Positive self-talk is one of these.  It was my friend and colleague Ann Bowen-Jones who overcame my cynicism.  I was approaching a piano exam, as an adult learner, and confided to her that whilst my scales and pieces were OK, 'I am rubbish at sight reading.'

She picked me up on this, and pointed out that if I repeated that to myself often enough, it might not help...  The neural basis for that is the same as learning, say, times tables by rote.  As a child I said '3 times 4 makes 12' (and so on) so often that now if someone says 3 times 4, the answer 12 comes automatically to mind. Ann's point was that I was teaching myself to respond poorly to the words sight reading, so when the examiner said it was time for the sight reading test, my brain would instantly respond (internally only, if I was lucky!) 'I am rubbish at sight reading.'

So she got me to think of the most positive thing I could think of to say about my sight reading which I could actually believe (she was clear that lying to oneself is pointless), and then repeat that over and over to myself, in groups of 3 ('When relaxed, I am OK at sight reading.')  Three times on getting up , three times on getting into the shower, and so on.  And being a good friend she got me to do this despite my resistance and incredulity.

The result astonished me.  The examiner duly announced that it was time for the sight reading, and my brain told me 'When relaxed, I am OK at sight reading.' - and I played the piece OK; not perfectly, but it was very much better than the previous exam when my fingers had turned to jelly.

So I am a convert to affirmations.

Here's the content of a handout I sometimes give people explaining them:


Affirmations are a powerful psychological tool that we can use to help us to overcome habitual inner dialogue that inhibits or limits us.

For example, approaching a major presentation, you may find that a gremlin voice in your head starts to tell you, repeatedly: “I’m no good at presentations.  This will be a disaster.

Rationally, you may know this not to be true (or not wholly true..), but nevertheless, the persistent inner voice can be very debilitating, and can cause you anxiety that then sabotages your preparation and delivery.

Affirmations target this inner dialogue directly, by replacing the habitual negative message with a habitual positive one.  (There’s a lot of clever stuff about neurology that underpins this...)

How to use affirmations

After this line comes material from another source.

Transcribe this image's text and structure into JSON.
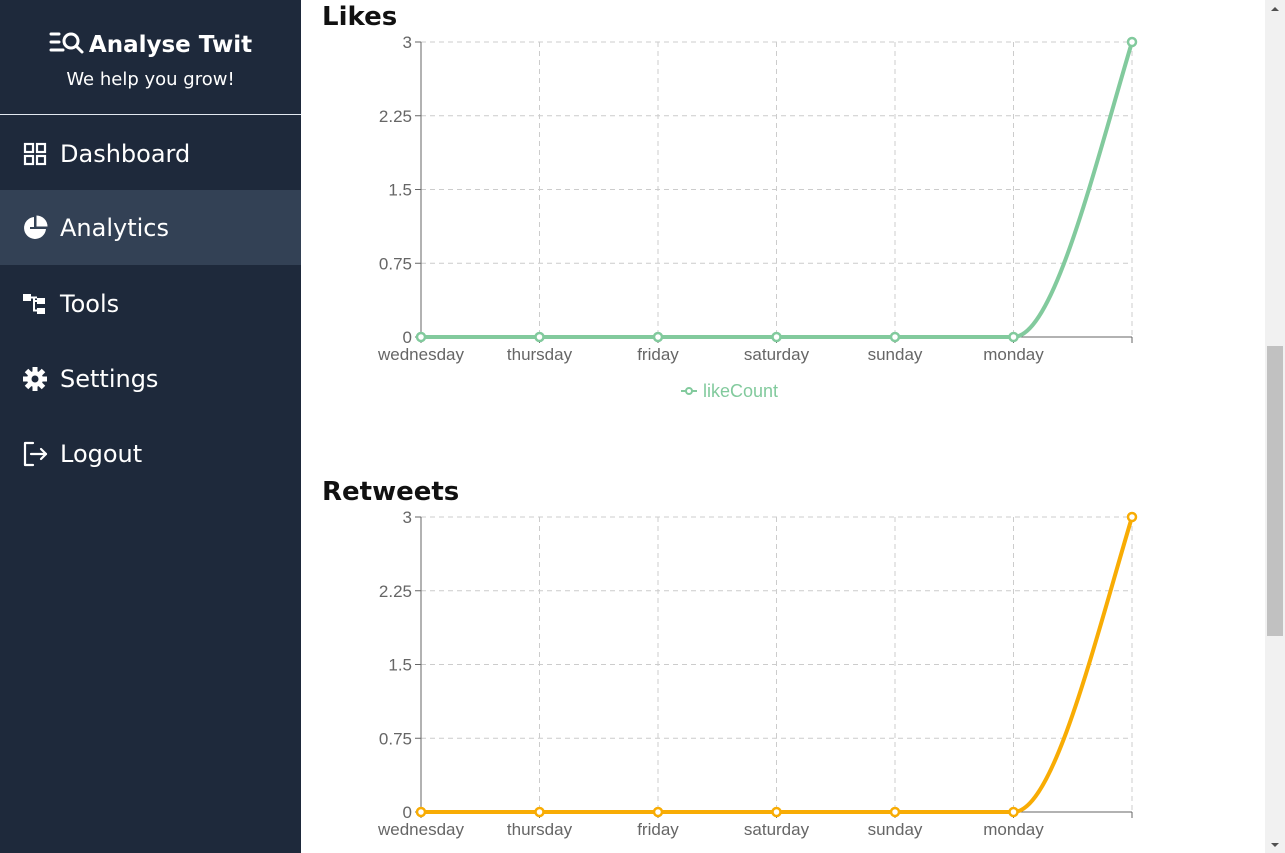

1    Identify a future situation that causes you to feel weak in the stomach (eg a forthcoming presentation) or a recurrent and habitual negative thought that inhibits your performance.

2    Identify any negative inner dialogue that you are using to sustain that feeling (eg “I’m no good at presentations.”)

3    Write out the strongest positive statement, contradicting your negative inner voice, which you can believe to be true (eg “When well prepared, I present with confidence.”)

4    Repeat the affirmation to yourself, 3 times in a row, several times a day over the days leading up to the event.  If you notice your old habitual self criticism cutting in, laugh at it and interrupt it with the affirmation (Eg if you notice that you are beginning to think “I’m no good at presentations,” interrupt with: “Good try... however, when well prepared, I present with confidence!”)

5    Repeat the affirmation immediately before the event or in times of need, as appropriate.